··· AVAILABLE DATA ···

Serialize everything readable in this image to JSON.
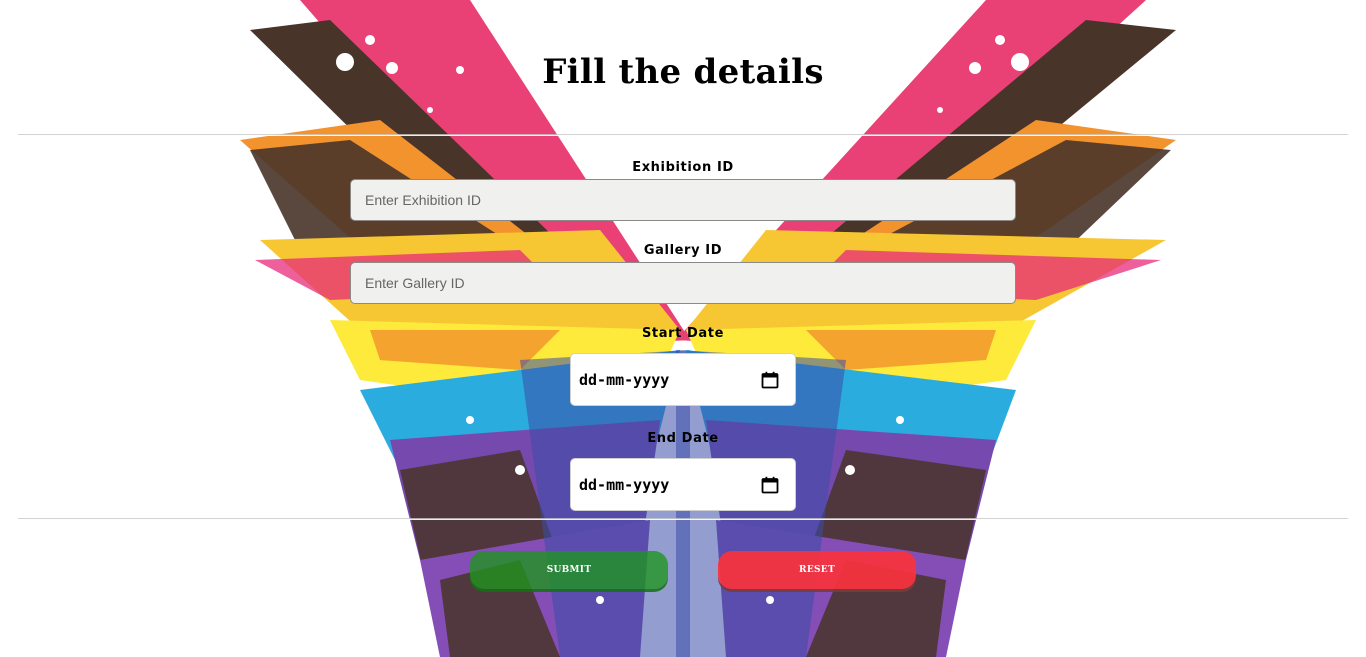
{
  "form": {
    "title": "Fill the details",
    "fields": [
      {
        "label": "Exhibition ID",
        "placeholder": "Enter Exhibition ID",
        "value": ""
      },
      {
        "label": "Gallery ID",
        "placeholder": "Enter Gallery ID",
        "value": ""
      },
      {
        "label": "Start Date",
        "value": "dd-mm-yyyy",
        "icon": "calendar-icon"
      },
      {
        "label": "End Date",
        "value": "dd-mm-yyyy",
        "icon": "calendar-icon"
      }
    ],
    "buttons": {
      "submit": "SUBMIT",
      "reset": "RESET"
    }
  },
  "colors": {
    "submit": "#1e961e",
    "reset": "#fa323c",
    "input_bg": "#f0f0ee"
  }
}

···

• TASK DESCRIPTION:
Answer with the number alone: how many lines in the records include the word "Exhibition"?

• TASK ANSWER:
2